The player only needs to start claiming all the nearby lands, and taking it from the weakest state. The only real dangers arr, a large coalition forms, or Bengal bursting through all the little states and attacking Assam. This should not be a problem, though, as the player should be sufficiently large to stop them, should this start to happen. The player must also pay attention to the religion and culture of the lands they are taking. It's much more preferable to take some Hindu, Assamese land than anything else. Keep this in mind, so the player can keep a centralized and efficient country together. This usually means expanding West, as Assam's culture and religion are both this way. Keeping a few Buddhist vassals and feeding them is also a viable strategy, whilst the player expands to the West. Assam also has the ability to form Hindustan, should they wish. This gives claims on all of India, and promotes trade- so if the player wishes to go that route, it is entirely viable.
After some time Assam should be a nation which may take on Bengal. If the game has not progressed too far, Bengal is likely to be able to muster around 9,000 to 14,000 troops, which is likely a fair bit more than Assam or its fledgling allies individually can. The key in this instance, then, is to meet up first before attacking the Bengali army. Alternatively, if the player is feeling patient, they could wait for or sponsor a Hindu rebellion in Bengal. The rebels should be loyal to Assam's country whether or not Assam actually used support rebels, due to being religious rebels for Hinduism and Assam is clearly Hindu. Additionally, these rebels may come prepared, as they usually have more than 10,000 troops and a general. Either way, if the player would rather avoid fighting Bengal's army, they should be capable of besieging and taking some provinces with the help of the rebels.

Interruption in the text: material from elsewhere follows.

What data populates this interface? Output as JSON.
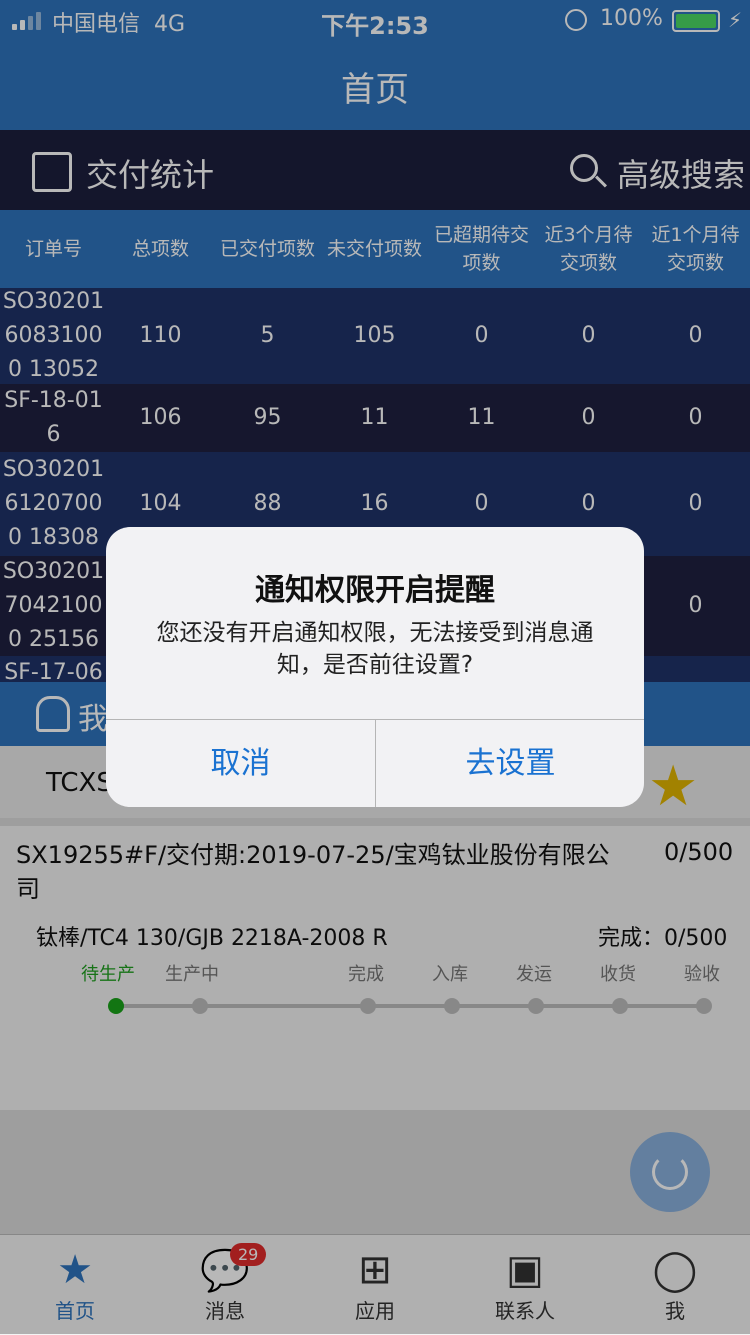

Taking Dacca will give Assam a port, and taking it as well as Silhet will allow the player to encircle the pesky little wasteland in the middle of Assam's land. It will take at least two wars if the player wishes to take all of the land. However, it is advisable to instead vassalize Bengal on the second war, as it will save a large amount of administrative points when coring; Bengal has many high base tax provinces. Assam should also be capable of peacefully vassalizing Nepal soon, considering their size.
Once Bengal has been absorbed, Assam shouldn't have too much difficulty in expansion, so long as it expands towards the rest of India. Orissa may declare Assam to be a rival, but can be ignored by allying with Vijayanagar. Eventually, it should come to a fight between Assam and Vijayanagar, however, as both the player and Vijayanagar likely wishes to control India. Shan is also unlikely to want to be an ally forever, so it is recommended to counter it by finding another ally, and keep things balanced. The last thing that any growing Assam may desire is for Shan to be swallowed up by Ming China, then have that China see it as a threat.
Early idea groups that the player, as Assam, may find appealing are as follows:
- Defensive (the +1.00% attrition for enemies matches up nicely with Assam's national idea giving +1.00% attrition and -10% Shock damage received)
- Trade (as Assam should soon dominate the Bengal trade node and may want to increase the trade flowing into it from Malacca and Siam)
- Diplomacy (the increase in diplomatic relation will allow the player to vassalize more of the smaller Indian states without losing Diplomatic Points)
- Administration (having cheaper mercenaries can give Assam an edge in many wars)